Ella Fitzgerald’s voice means warmth, joy, careless brilliance, strength wrapped in velvet. But her early life was cold, rough, harsh.
It’s Ella Fitzgerald’s 100th birthday today, and on NPR’s Morning Edition, Susan Stamberg reports that Fitzgerald, born poor, was orphaned at 15. Her surviving stepfather was hard on her, and she lived for a time with an aunt, but then started skipping school, eventually living on the streets.
“She was on the streets of Harlem dancing for tips” [Smithsonian Curator of American Music John] Hasse says.
She earned more pennies as a lookout for cops outside a brothel. At one point, she was arrested for truancy and sent to a reform school, where she was regularly beaten. So she ran away — this awkward, gawky girl with skinny legs and old, cast-off boots — with no money, living on the streets and sleeping where she could.
Around this time, Fitzgerald used to say, she first began to sing on stage. She was 17, and found herself terrified in front of a brutal audience at Amatuer Night at the Apollo. She had been planning to dance, but her legs shook too badly; so instead, she sang. And everyone loved it, so she kept on singing. At least that’s the way she tells it.
Who can describe her voice? Instead of talking about it, let’s listen. The velvety ballads are my favorites. Here’s one of the greatest:
Oh, how I need. What a miracle of vocal engineering that she goes all high and hoarse without losing an ounce of power. Happy birthday, you beautiful woman. Someone I’d really like to know.

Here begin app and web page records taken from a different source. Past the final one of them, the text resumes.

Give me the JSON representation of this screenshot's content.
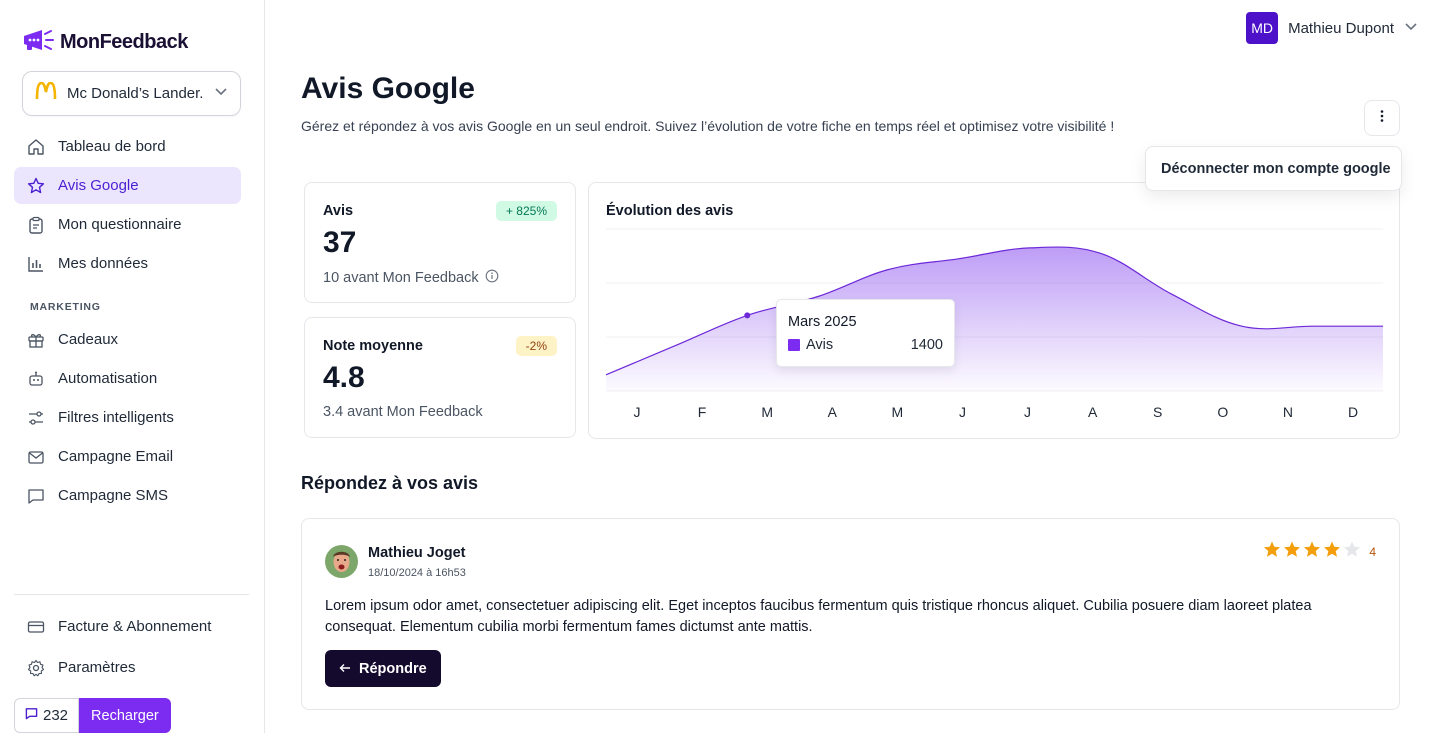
{
  "brand": {
    "name": "MonFeedback"
  },
  "store_selector": {
    "value": "Mc Donald’s Lander..."
  },
  "nav": {
    "main": [
      {
        "label": "Tableau de bord",
        "icon": "home-icon"
      },
      {
        "label": "Avis Google",
        "icon": "star-icon"
      },
      {
        "label": "Mon questionnaire",
        "icon": "clipboard-icon"
      },
      {
        "label": "Mes données",
        "icon": "bar-chart-icon"
      }
    ],
    "section_label": "MARKETING",
    "marketing": [
      {
        "label": "Cadeaux",
        "icon": "gift-icon"
      },
      {
        "label": "Automatisation",
        "icon": "bot-icon"
      },
      {
        "label": "Filtres intelligents",
        "icon": "filter-icon"
      },
      {
        "label": "Campagne Email",
        "icon": "mail-icon"
      },
      {
        "label": "Campagne SMS",
        "icon": "message-icon"
      }
    ],
    "bottom": [
      {
        "label": "Facture & Abonnement",
        "icon": "credit-card-icon"
      },
      {
        "label": "Paramètres",
        "icon": "gear-icon"
      }
    ]
  },
  "credits": {
    "count": "232",
    "recharge_label": "Recharger"
  },
  "user": {
    "initials": "MD",
    "name": "Mathieu Dupont"
  },
  "header": {
    "title": "Avis Google",
    "subtitle": "Gérez et répondez à vos avis Google en un seul endroit. Suivez l’évolution de votre fiche en temps réel et optimisez votre visibilité !"
  },
  "menu": {
    "disconnect_label": "Déconnecter mon compte google"
  },
  "stats": {
    "reviews": {
      "label": "Avis",
      "badge": "+ 825%",
      "value": "37",
      "sub": "10 avant Mon Feedback"
    },
    "rating": {
      "label": "Note moyenne",
      "badge": "-2%",
      "value": "4.8",
      "sub": "3.4 avant Mon Feedback"
    }
  },
  "colors": {
    "accent": "#7c2cf0",
    "active_bg": "#ebe6fe",
    "badge_up_bg": "#d1fae5",
    "badge_up_fg": "#047857",
    "badge_down_bg": "#fef3c7",
    "badge_down_fg": "#92400e",
    "star": "#f59e0b"
  },
  "chart_data": {
    "type": "area",
    "title": "Évolution des avis",
    "categories": [
      "J",
      "F",
      "M",
      "A",
      "M",
      "J",
      "J",
      "A",
      "S",
      "O",
      "N",
      "D"
    ],
    "series": [
      {
        "name": "Avis",
        "values": [
          300,
          850,
          1400,
          1750,
          2250,
          2450,
          2650,
          2550,
          1800,
          1200,
          1200,
          1200
        ]
      }
    ],
    "ylim": [
      0,
      3000
    ],
    "grid": true,
    "tooltip": {
      "title": "Mars 2025",
      "series": "Avis",
      "value": "1400",
      "index": 2
    }
  },
  "reviews_section": {
    "title": "Répondez à vos avis",
    "items": [
      {
        "name": "Mathieu Joget",
        "date": "18/10/2024 à 16h53",
        "rating": 4,
        "rating_label": "4",
        "text": "Lorem ipsum odor amet, consectetuer adipiscing elit. Eget inceptos faucibus fermentum quis tristique rhoncus aliquet. Cubilia posuere diam laoreet platea consequat. Elementum cubilia morbi fermentum fames dictumst ante mattis.",
        "reply_label": "Répondre"
      }
    ]
  }
}
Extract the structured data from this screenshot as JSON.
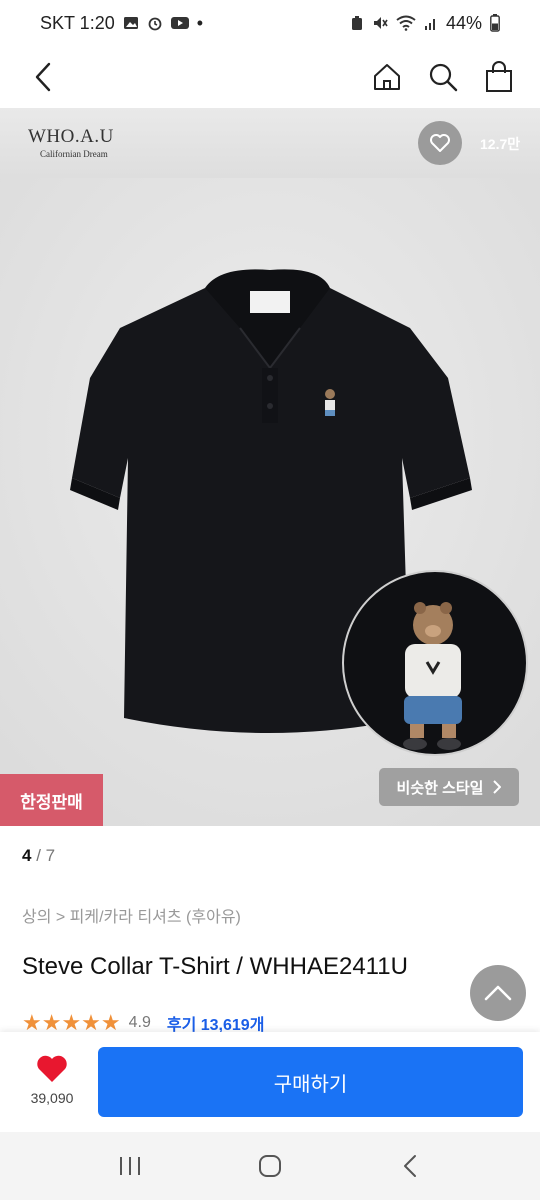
{
  "status_bar": {
    "carrier_time": "SKT 1:20",
    "dot": "•",
    "battery": "44%"
  },
  "brand": {
    "name": "WHO.A.U",
    "tagline": "Californian Dream"
  },
  "likes_header": "12.7만",
  "badge": "한정판매",
  "similar_style": "비슷한 스타일",
  "pager": {
    "current": "4",
    "total": "/ 7"
  },
  "breadcrumb": "상의 > 피케/카라 티셔츠 (후아유)",
  "product_title": "Steve Collar T-Shirt / WHHAE2411U",
  "rating": {
    "stars": "★★★★★",
    "value": "4.9",
    "reviews": "후기 13,619개"
  },
  "wish_count": "39,090",
  "buy_label": "구매하기",
  "icons": [
    "back-icon",
    "home-icon",
    "search-icon",
    "cart-icon",
    "heart-icon",
    "chevron-up-icon",
    "recent-apps-icon",
    "home-button-icon",
    "back-button-icon"
  ],
  "colors": {
    "accent": "#1a73f5",
    "badge": "#d65a6a",
    "star": "#f0913a",
    "heart": "#e8172f"
  }
}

Image: Ella in 1940, photo by Carl Van Vechten [Public domain], via Wikimedia Commons